Security Analysis of Emerging Smart Home Applications

  • Earlence Fernandes ,
  • Jaeyeon Jung ,
  • Atul Prakash

37th IEEE Symposium on Security and Privacy |

Published by IEEE

Distinguished Practical Paper Award

Recently, several competing smart home programming frameworks that support third party app development have emerged. These frameworks provide tangible benefits to users, but can also expose users to significant security risks. This paper presents the first in-depth empirical security analysis of one such emerging smart home programming platform. We analyzed Samsung-owned SmartThings, which has the largest number of apps among currently available smart home platforms, and supports a broad range of devices including motion sensors, fire alarms, and door locks. SmartThings hosts the application runtime on a proprietary, closed-source cloud backend, making scrutiny challenging. We overcame the challenge with a static source code analysis of 499 SmartThings apps (called SmartApps) and 132 device handlers, and carefully crafted test cases that revealed many undocumented features of the platform. Our key findings are twofold. First, although SmartThings implements a privilege separation model, we discovered two intrinsic design flaws that lead to significant overprivilege in SmartApps.
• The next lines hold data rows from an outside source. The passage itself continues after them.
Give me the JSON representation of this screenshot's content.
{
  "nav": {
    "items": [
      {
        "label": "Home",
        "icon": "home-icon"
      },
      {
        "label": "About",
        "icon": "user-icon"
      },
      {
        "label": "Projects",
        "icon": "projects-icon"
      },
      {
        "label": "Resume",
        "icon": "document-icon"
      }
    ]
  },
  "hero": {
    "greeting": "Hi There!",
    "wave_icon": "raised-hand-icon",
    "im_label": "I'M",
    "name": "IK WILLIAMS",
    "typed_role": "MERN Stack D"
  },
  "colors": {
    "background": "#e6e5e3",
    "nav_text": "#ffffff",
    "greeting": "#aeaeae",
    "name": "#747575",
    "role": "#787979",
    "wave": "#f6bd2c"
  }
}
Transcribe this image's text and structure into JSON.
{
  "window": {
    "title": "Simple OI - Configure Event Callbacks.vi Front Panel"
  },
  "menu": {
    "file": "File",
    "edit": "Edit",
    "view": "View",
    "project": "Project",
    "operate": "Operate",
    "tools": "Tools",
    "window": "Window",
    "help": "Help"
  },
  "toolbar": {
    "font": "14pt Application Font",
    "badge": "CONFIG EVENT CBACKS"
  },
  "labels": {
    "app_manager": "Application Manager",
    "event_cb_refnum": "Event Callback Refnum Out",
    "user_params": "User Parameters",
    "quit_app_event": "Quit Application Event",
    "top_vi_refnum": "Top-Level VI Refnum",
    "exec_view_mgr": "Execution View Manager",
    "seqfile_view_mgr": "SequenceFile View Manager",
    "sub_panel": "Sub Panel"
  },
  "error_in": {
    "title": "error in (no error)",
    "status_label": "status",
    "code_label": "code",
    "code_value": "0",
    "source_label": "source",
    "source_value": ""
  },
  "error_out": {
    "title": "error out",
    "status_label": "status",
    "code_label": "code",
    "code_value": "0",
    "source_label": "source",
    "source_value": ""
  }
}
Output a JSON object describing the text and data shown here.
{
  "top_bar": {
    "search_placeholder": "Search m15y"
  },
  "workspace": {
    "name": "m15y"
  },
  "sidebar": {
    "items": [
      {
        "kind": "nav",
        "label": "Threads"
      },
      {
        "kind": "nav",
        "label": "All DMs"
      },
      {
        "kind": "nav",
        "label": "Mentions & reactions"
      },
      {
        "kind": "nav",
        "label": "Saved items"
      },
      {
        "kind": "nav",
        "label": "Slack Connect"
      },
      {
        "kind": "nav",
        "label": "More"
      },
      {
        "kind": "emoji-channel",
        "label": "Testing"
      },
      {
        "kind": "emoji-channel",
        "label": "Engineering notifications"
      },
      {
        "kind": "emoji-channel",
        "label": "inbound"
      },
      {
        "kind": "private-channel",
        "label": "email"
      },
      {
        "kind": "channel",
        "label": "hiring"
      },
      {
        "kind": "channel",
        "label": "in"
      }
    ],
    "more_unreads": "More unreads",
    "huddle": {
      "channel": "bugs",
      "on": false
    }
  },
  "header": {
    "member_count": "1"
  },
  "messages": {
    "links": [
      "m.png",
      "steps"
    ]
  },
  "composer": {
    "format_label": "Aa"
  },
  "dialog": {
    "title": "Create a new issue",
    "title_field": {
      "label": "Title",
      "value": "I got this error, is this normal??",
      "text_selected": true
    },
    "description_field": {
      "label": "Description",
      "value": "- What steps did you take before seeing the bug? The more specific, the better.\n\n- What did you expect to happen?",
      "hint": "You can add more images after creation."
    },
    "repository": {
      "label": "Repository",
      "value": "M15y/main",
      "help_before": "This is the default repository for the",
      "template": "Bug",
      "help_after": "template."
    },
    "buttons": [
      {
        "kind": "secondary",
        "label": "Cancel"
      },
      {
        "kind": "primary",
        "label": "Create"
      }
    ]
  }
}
Our analysis reveals that over 55% of SmartApps in the store are overprivileged due to the capabilities being too coarse-grained. Moreover, once installed, a SmartApp is granted full access to a device even if it specifies needing only limited access to the device. Second, the SmartThings event subsystem, which devices use to communicate asynchronously with SmartApps via events, does not sufficiently protect events that carry sensitive information such as lock codes. We exploited framework design flaws to construct four proof-of-concept attacks that: (1) secretly planted door lock codes; (2) stole existing door lock codes; (3) disabled vacation mode of the home; and (4) induced a fake fire alarm. We conclude the paper with security lessons for the design of emerging smart home programming frameworks.